Such increased marine production also means that there will also be an increase in the number of droppings and dead bodies of organisms being deposited on the seabed. This will lead to an acceleration of decomposition activities on the seafloor. Decomposer microbes consume oxygen in the water, which can result in oxygen depletion. Many areas of the Baltic Sea seafloor are currently plagued by permanent anoxia.

Such large changes affect the entire ecosystem. While some species benefit, others suffer. On the rocky bottom, the filamentous algae become rampant, while the bladder wrack declines. Although more cyprinid fish species may be caught, the number of species, such as flatfish, decreases. 

Watch a video of a habitat in poor condition dominated by filamentous algae!

The nutrient load increased most after the mid-20th century

The growth of nutrient loading in the Baltic Sea, i.e. the nutrient flow from land and air to the sea, kept pace with industrialisation. Pollution increased most strongly between the 1960s and 1980s when marine nutrient concentrations also increased markedly.
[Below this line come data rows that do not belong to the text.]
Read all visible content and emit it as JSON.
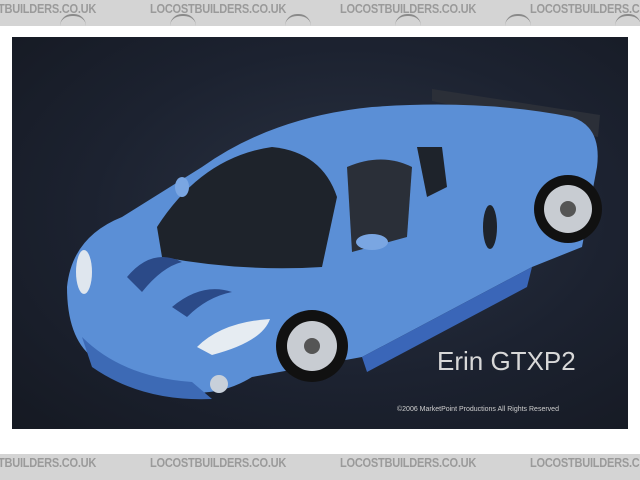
{
  "watermark": {
    "text": "LOCOSTBUILDERS.CO.UK"
  },
  "photo": {
    "title": "Erin GTXP2",
    "copyright": "©2006 MarketPoint Productions All Rights Reserved",
    "colors": {
      "car_body": "#5b8fd6",
      "background": "#1c2230"
    }
  }
}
Since then, this trend has stabilised and, in some cases, nutrient levels have even fallen.

However, nutrient loads, as well as nutrient concentrations, vary greatly from one marine area to another. Therefore, each sea area should be considered separately and as an entity unto itself.

Although loading has decreased, the state of the sea has not improved

Over the last 20 to 30 years, efficient water protection measures have reduced the nutrient load to the Baltic Sea. Although marine eutrophication has stopped, the state of the sea has not yet seen a significant improvement.

Part of the reason for the continued poor condition of the Baltic Sea is due to the accumulation of a nutrient reservoir in the deep water layers, as well as within the sediments of the seafloor. This phenomenon is known as internal loading and is responsible for maintaining marine eutrophication.